| Extracted data entries |
--- START ---
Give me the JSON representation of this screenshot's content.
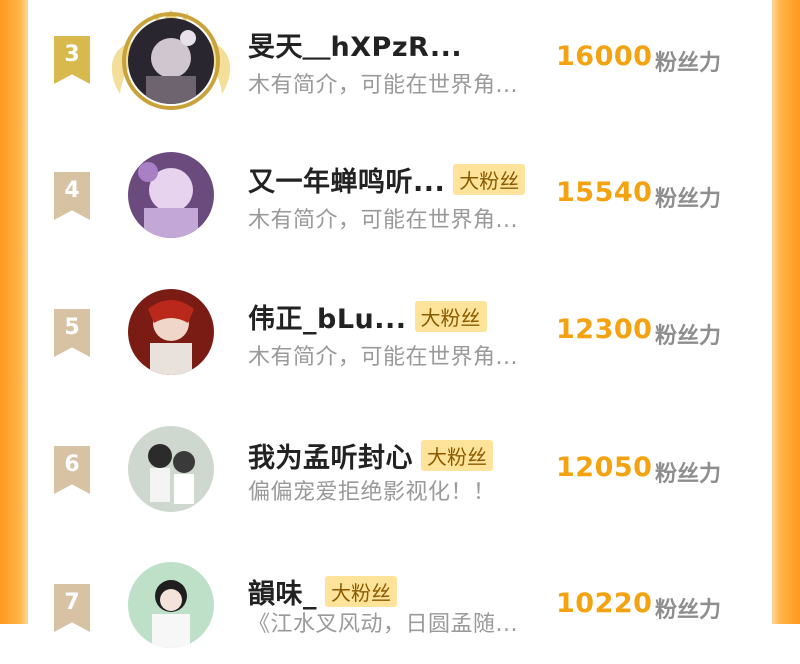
{
  "ranking": {
    "rows": [
      {
        "rank": "3",
        "name": "旻天＿hXPzR...",
        "badge": "",
        "bio": "木有简介，可能在世界角...",
        "score": "16000",
        "unit": "粉丝力"
      },
      {
        "rank": "4",
        "name": "又一年蝉鸣听...",
        "badge": "大粉丝",
        "bio": "木有简介，可能在世界角...",
        "score": "15540",
        "unit": "粉丝力"
      },
      {
        "rank": "5",
        "name": "伟正_bLu...",
        "badge": "大粉丝",
        "bio": "木有简介，可能在世界角...",
        "score": "12300",
        "unit": "粉丝力"
      },
      {
        "rank": "6",
        "name": "我为孟听封心",
        "badge": "大粉丝",
        "bio": "偏偏宠爱拒绝影视化！！",
        "score": "12050",
        "unit": "粉丝力"
      },
      {
        "rank": "7",
        "name": "韻味_",
        "badge": "大粉丝",
        "bio": "《江水叉风动，日圆孟随...",
        "score": "10220",
        "unit": "粉丝力"
      }
    ]
  },
  "colors": {
    "accent": "#f4a20f",
    "badge_bg": "#ffe39a",
    "side": "#ff9a1f"
  }
}
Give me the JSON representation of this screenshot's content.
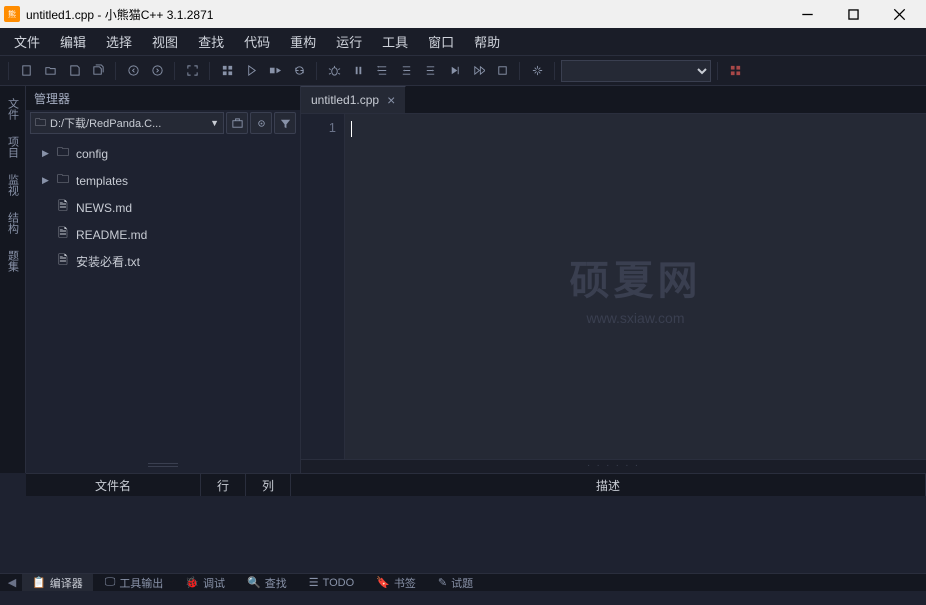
{
  "titlebar": {
    "title": "untitled1.cpp - 小熊猫C++ 3.1.2871"
  },
  "menubar": {
    "items": [
      "文件",
      "编辑",
      "选择",
      "视图",
      "查找",
      "代码",
      "重构",
      "运行",
      "工具",
      "窗口",
      "帮助"
    ]
  },
  "panel": {
    "title": "管理器",
    "path": "D:/下载/RedPanda.C..."
  },
  "sidebar_labels": {
    "files": "文件",
    "project": "项目",
    "watch": "监视",
    "struct": "结构",
    "problemset": "题集"
  },
  "tree": {
    "items": [
      {
        "kind": "folder",
        "name": "config"
      },
      {
        "kind": "folder",
        "name": "templates"
      },
      {
        "kind": "file",
        "name": "NEWS.md"
      },
      {
        "kind": "file",
        "name": "README.md"
      },
      {
        "kind": "file",
        "name": "安装必看.txt"
      }
    ]
  },
  "editor_tab": {
    "label": "untitled1.cpp"
  },
  "gutter": {
    "line1": "1"
  },
  "watermark": {
    "big": "硕夏网",
    "small": "www.sxiaw.com"
  },
  "bottom_headers": {
    "c1": "文件名",
    "c2": "行",
    "c3": "列",
    "c4": "描述"
  },
  "bottom_tabs": {
    "t1": "编译器",
    "t2": "工具输出",
    "t3": "调试",
    "t4": "查找",
    "t5": "TODO",
    "t6": "书签",
    "t7": "试题"
  }
}
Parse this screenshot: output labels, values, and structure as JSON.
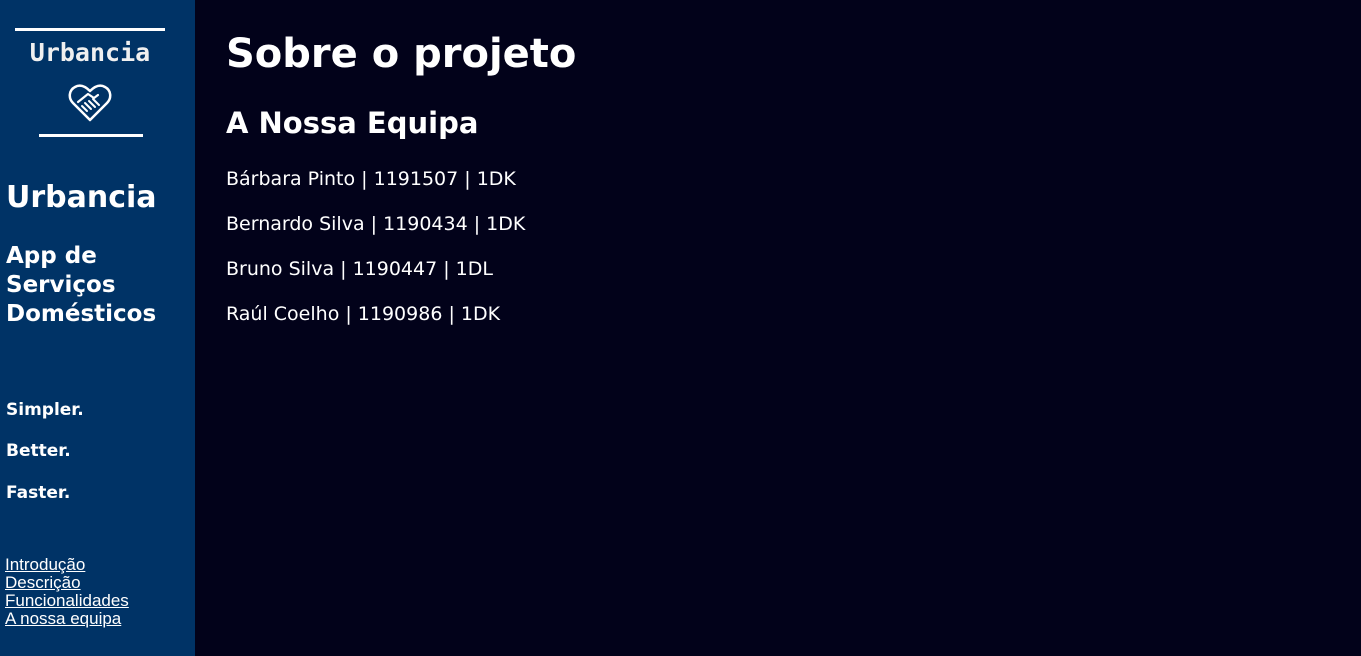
{
  "sidebar": {
    "logo_text": "Urbancia",
    "logo_icon": "handshake-heart-icon",
    "title": "Urbancia",
    "subtitle_lines": [
      "App de",
      "Serviços",
      "Domésticos"
    ],
    "slogans": [
      "Simpler.",
      "Better.",
      "Faster."
    ],
    "nav": [
      "Introdução",
      "Descrição",
      "Funcionalidades",
      "A nossa equipa"
    ]
  },
  "main": {
    "title": "Sobre o projeto",
    "section_title": "A Nossa Equipa",
    "members": [
      "Bárbara Pinto | 1191507 | 1DK",
      "Bernardo Silva | 1190434 | 1DK",
      "Bruno Silva | 1190447 | 1DL",
      "Raúl Coelho | 1190986 | 1DK"
    ]
  },
  "colors": {
    "sidebar_bg": "#003366",
    "main_bg": "#02021a",
    "text": "#ffffff"
  }
}
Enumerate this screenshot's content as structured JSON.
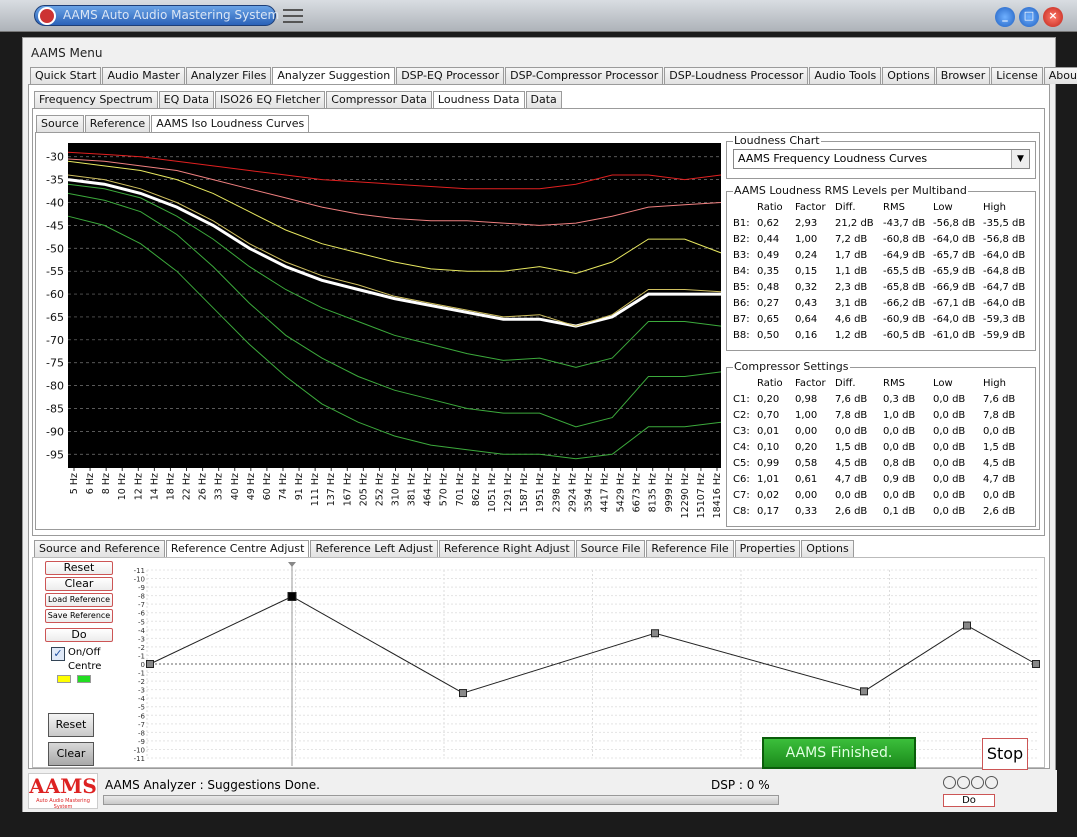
{
  "window": {
    "title": "AAMS Auto Audio Mastering System",
    "min": "_",
    "max": "□",
    "close": "×"
  },
  "menu_title": "AAMS Menu",
  "main_tabs": [
    "Quick Start",
    "Audio Master",
    "Analyzer Files",
    "Analyzer Suggestion",
    "DSP-EQ Processor",
    "DSP-Compressor Processor",
    "DSP-Loudness Processor",
    "Audio Tools",
    "Options",
    "Browser",
    "License",
    "About"
  ],
  "sub_tabs": [
    "Frequency Spectrum",
    "EQ Data",
    "ISO26 EQ Fletcher",
    "Compressor Data",
    "Loudness Data",
    "Data"
  ],
  "sub_sub_tabs": [
    "Source",
    "Reference",
    "AAMS Iso Loudness Curves"
  ],
  "chart_data": {
    "type": "line",
    "y_ticks": [
      "-30",
      "-35",
      "-40",
      "-45",
      "-50",
      "-55",
      "-60",
      "-65",
      "-70",
      "-75",
      "-80",
      "-85",
      "-90",
      "-95"
    ],
    "ylim": [
      -98,
      -27
    ],
    "x_ticks": [
      "5 Hz",
      "6 Hz",
      "8 Hz",
      "10 Hz",
      "12 Hz",
      "14 Hz",
      "18 Hz",
      "22 Hz",
      "26 Hz",
      "33 Hz",
      "40 Hz",
      "49 Hz",
      "60 Hz",
      "74 Hz",
      "91 Hz",
      "111 Hz",
      "137 Hz",
      "167 Hz",
      "205 Hz",
      "252 Hz",
      "310 Hz",
      "381 Hz",
      "464 Hz",
      "570 Hz",
      "701 Hz",
      "862 Hz",
      "1051 Hz",
      "1291 Hz",
      "1587 Hz",
      "1951 Hz",
      "2398 Hz",
      "2924 Hz",
      "3594 Hz",
      "4417 Hz",
      "5429 Hz",
      "6673 Hz",
      "8135 Hz",
      "9999 Hz",
      "12290 Hz",
      "15107 Hz",
      "18416 Hz"
    ],
    "grid": true,
    "series": [
      {
        "color": "#e02020",
        "values": [
          -29,
          -29.5,
          -30,
          -31,
          -32,
          -33,
          -34,
          -35,
          -35.5,
          -36,
          -36.5,
          -37,
          -37,
          -37,
          -36,
          -34,
          -34,
          -35,
          -34
        ]
      },
      {
        "color": "#f08080",
        "values": [
          -30.5,
          -31,
          -32,
          -33,
          -35,
          -37,
          -39,
          -41,
          -42.5,
          -43.5,
          -44,
          -44,
          -44.5,
          -45,
          -44.5,
          -43,
          -41,
          -40.5,
          -40
        ]
      },
      {
        "color": "#e8e860",
        "values": [
          -31,
          -32,
          -33,
          -35,
          -38,
          -42,
          -46,
          -49,
          -51,
          -53,
          -54.5,
          -55,
          -55,
          -54,
          -55.5,
          -53,
          -48,
          -48,
          -51
        ]
      },
      {
        "color": "#ffffff",
        "values": [
          -35,
          -36,
          -38,
          -41,
          -45,
          -50,
          -54,
          -57,
          -59,
          -61,
          -62.5,
          -64,
          -65.5,
          -65.5,
          -67,
          -65,
          -60,
          -60,
          -60
        ]
      },
      {
        "color": "#d0c060",
        "values": [
          -34,
          -35,
          -37,
          -40,
          -44,
          -49,
          -53,
          -56,
          -58,
          -60.5,
          -62,
          -63.5,
          -65,
          -64.5,
          -67,
          -64.5,
          -59,
          -59,
          -59.5
        ]
      },
      {
        "color": "#3caa3c",
        "values": [
          -36,
          -37,
          -39,
          -43,
          -48,
          -54,
          -59,
          -63,
          -66,
          -69,
          -71,
          -73,
          -74.5,
          -74,
          -76,
          -74,
          -66,
          -66,
          -67
        ]
      },
      {
        "color": "#3caa3c",
        "values": [
          -38,
          -39.5,
          -42,
          -47,
          -54,
          -62,
          -69,
          -74,
          -78,
          -81,
          -83,
          -85,
          -86,
          -86,
          -89,
          -87,
          -78,
          -78,
          -77
        ]
      },
      {
        "color": "#3caa3c",
        "values": [
          -43,
          -45,
          -49,
          -55,
          -63,
          -71,
          -78,
          -84,
          -88,
          -91,
          -93,
          -94,
          -95,
          -95,
          -96,
          -95,
          -89,
          -89,
          -88
        ]
      }
    ]
  },
  "loudness_chart": {
    "label": "Loudness Chart",
    "selected": "AAMS Frequency Loudness Curves"
  },
  "rms_table": {
    "label": "AAMS Loudness RMS Levels per Multiband",
    "headers": [
      "",
      "Ratio",
      "Factor",
      "Diff.",
      "RMS",
      "Low",
      "High"
    ],
    "rows": [
      [
        "B1:",
        "0,62",
        "2,93",
        "21,2 dB",
        "-43,7 dB",
        "-56,8 dB",
        "-35,5 dB"
      ],
      [
        "B2:",
        "0,44",
        "1,00",
        "7,2 dB",
        "-60,8 dB",
        "-64,0 dB",
        "-56,8 dB"
      ],
      [
        "B3:",
        "0,49",
        "0,24",
        "1,7 dB",
        "-64,9 dB",
        "-65,7 dB",
        "-64,0 dB"
      ],
      [
        "B4:",
        "0,35",
        "0,15",
        "1,1 dB",
        "-65,5 dB",
        "-65,9 dB",
        "-64,8 dB"
      ],
      [
        "B5:",
        "0,48",
        "0,32",
        "2,3 dB",
        "-65,8 dB",
        "-66,9 dB",
        "-64,7 dB"
      ],
      [
        "B6:",
        "0,27",
        "0,43",
        "3,1 dB",
        "-66,2 dB",
        "-67,1 dB",
        "-64,0 dB"
      ],
      [
        "B7:",
        "0,65",
        "0,64",
        "4,6 dB",
        "-60,9 dB",
        "-64,0 dB",
        "-59,3 dB"
      ],
      [
        "B8:",
        "0,50",
        "0,16",
        "1,2 dB",
        "-60,5 dB",
        "-61,0 dB",
        "-59,9 dB"
      ]
    ]
  },
  "comp_table": {
    "label": "Compressor Settings",
    "headers": [
      "",
      "Ratio",
      "Factor",
      "Diff.",
      "RMS",
      "Low",
      "High"
    ],
    "rows": [
      [
        "C1:",
        "0,20",
        "0,98",
        "7,6 dB",
        "0,3 dB",
        "0,0 dB",
        "7,6 dB"
      ],
      [
        "C2:",
        "0,70",
        "1,00",
        "7,8 dB",
        "1,0 dB",
        "0,0 dB",
        "7,8 dB"
      ],
      [
        "C3:",
        "0,01",
        "0,00",
        "0,0 dB",
        "0,0 dB",
        "0,0 dB",
        "0,0 dB"
      ],
      [
        "C4:",
        "0,10",
        "0,20",
        "1,5 dB",
        "0,0 dB",
        "0,0 dB",
        "1,5 dB"
      ],
      [
        "C5:",
        "0,99",
        "0,58",
        "4,5 dB",
        "0,8 dB",
        "0,0 dB",
        "4,5 dB"
      ],
      [
        "C6:",
        "1,01",
        "0,61",
        "4,7 dB",
        "0,9 dB",
        "0,0 dB",
        "4,7 dB"
      ],
      [
        "C7:",
        "0,02",
        "0,00",
        "0,0 dB",
        "0,0 dB",
        "0,0 dB",
        "0,0 dB"
      ],
      [
        "C8:",
        "0,17",
        "0,33",
        "2,6 dB",
        "0,1 dB",
        "0,0 dB",
        "2,6 dB"
      ]
    ]
  },
  "lower_tabs": [
    "Source and Reference",
    "Reference Centre Adjust",
    "Reference Left Adjust",
    "Reference Right Adjust",
    "Source File",
    "Reference File",
    "Properties",
    "Options"
  ],
  "side_buttons": {
    "reset": "Reset",
    "clear": "Clear",
    "load": "Load Reference",
    "save": "Save Reference",
    "do": "Do",
    "onoff": "On/Off",
    "centre": "Centre",
    "reset2": "Reset",
    "clear2": "Clear"
  },
  "adjust_chart": {
    "y_ticks": [
      "-11",
      "-10",
      "-9",
      "-8",
      "-7",
      "-6",
      "-5",
      "-4",
      "-3",
      "-2",
      "-1",
      "0",
      "-1",
      "-2",
      "-3",
      "-4",
      "-5",
      "-6",
      "-7",
      "-8",
      "-9",
      "-10",
      "-11"
    ],
    "points": [
      0,
      7.9,
      -3.4,
      3.6,
      -3.2,
      4.5,
      0
    ]
  },
  "status": {
    "analyzer": "AAMS Analyzer : Suggestions Done.",
    "dsp": "DSP :   0 %",
    "finished": "AAMS Finished.",
    "do": "Do",
    "stop": "Stop",
    "logo": "AAMS",
    "logo_sub": "Auto Audio Mastering System"
  },
  "colors": {
    "accent": "#2a62b8",
    "finished": "#2aa02a"
  }
}
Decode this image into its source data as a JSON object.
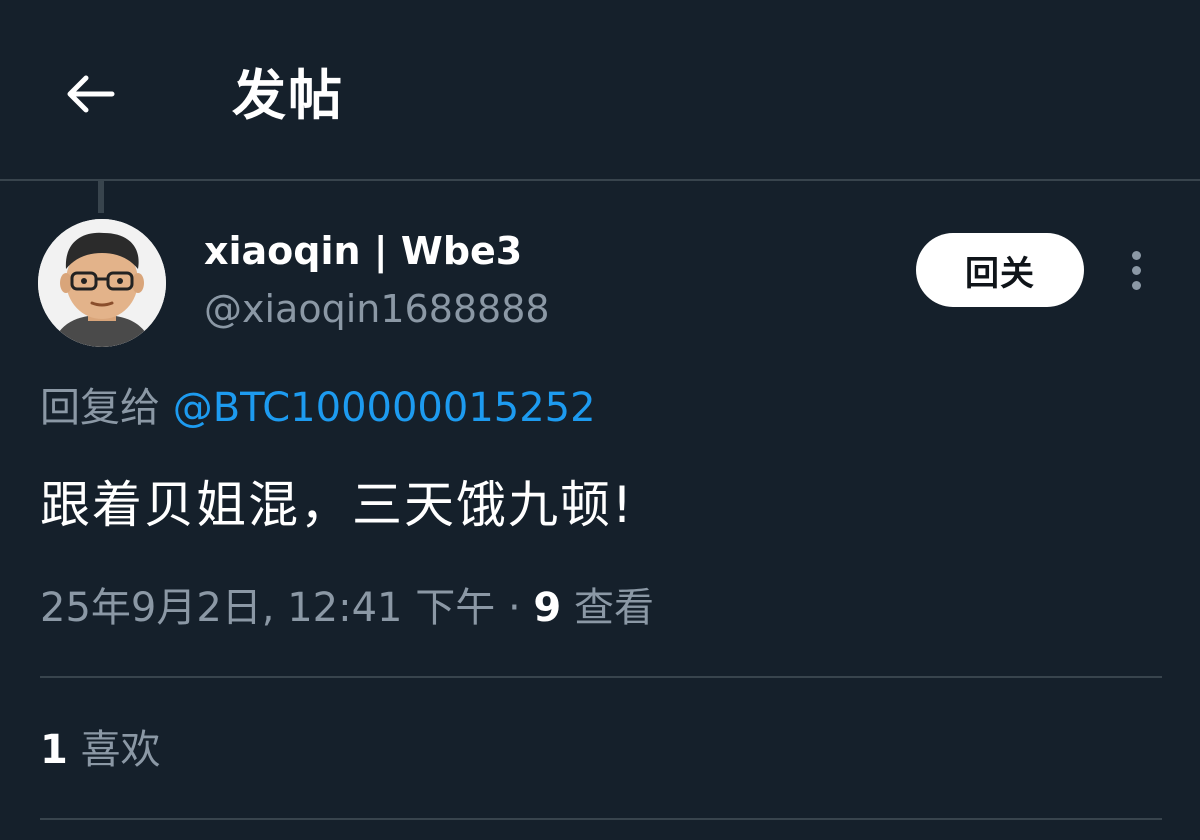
{
  "header": {
    "back_icon": "arrow-left-icon",
    "title": "发帖"
  },
  "author": {
    "avatar_icon": "cartoon-avatar",
    "display_name": "xiaoqin | Wbe3",
    "handle": "@xiaoqin1688888"
  },
  "follow_button": {
    "label": "回关"
  },
  "more_icon": "more-vertical-icon",
  "reply": {
    "prefix": "回复给",
    "mention": "@BTC100000015252"
  },
  "tweet": {
    "text": "跟着贝姐混，三天饿九顿!"
  },
  "meta": {
    "date": "25年9月2日,",
    "time": "12:41 下午",
    "separator": "·",
    "views_count": "9",
    "views_label": "查看"
  },
  "likes": {
    "count": "1",
    "label": "喜欢"
  },
  "colors": {
    "background": "#15202b",
    "divider": "#38444d",
    "secondary_text": "#8b98a5",
    "link": "#1d9bf0",
    "primary_text": "#ffffff"
  }
}
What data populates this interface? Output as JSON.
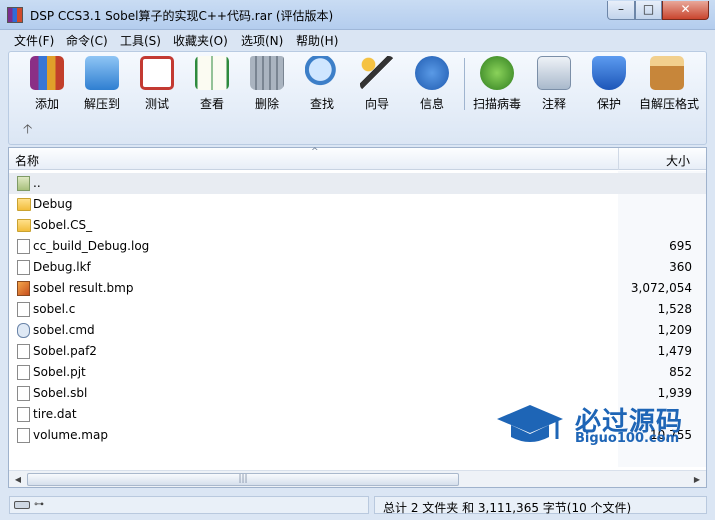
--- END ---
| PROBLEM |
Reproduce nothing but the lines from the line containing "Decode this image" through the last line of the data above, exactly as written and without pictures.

| ANSWER TO THE EXERCISE |
Decode this image into its source data as a JSON object.
{
  "header": {
    "back_icon": "arrow-left-icon",
    "title": "发帖"
  },
  "author": {
    "avatar_icon": "cartoon-avatar",
    "display_name": "xiaoqin | Wbe3",
    "handle": "@xiaoqin1688888"
  },
  "follow_button": {
    "label": "回关"
  },
  "more_icon": "more-vertical-icon",
  "reply": {
    "prefix": "回复给",
    "mention": "@BTC100000015252"
  },
  "tweet": {
    "text": "跟着贝姐混，三天饿九顿!"
  },
  "meta": {
    "date": "25年9月2日,",
    "time": "12:41 下午",
    "separator": "·",
    "views_count": "9",
    "views_label": "查看"
  },
  "likes": {
    "count": "1",
    "label": "喜欢"
  },
  "colors": {
    "background": "#15202b",
    "divider": "#38444d",
    "secondary_text": "#8b98a5",
    "link": "#1d9bf0",
    "primary_text": "#ffffff"
  }
}
What data populates this interface? Output as JSON.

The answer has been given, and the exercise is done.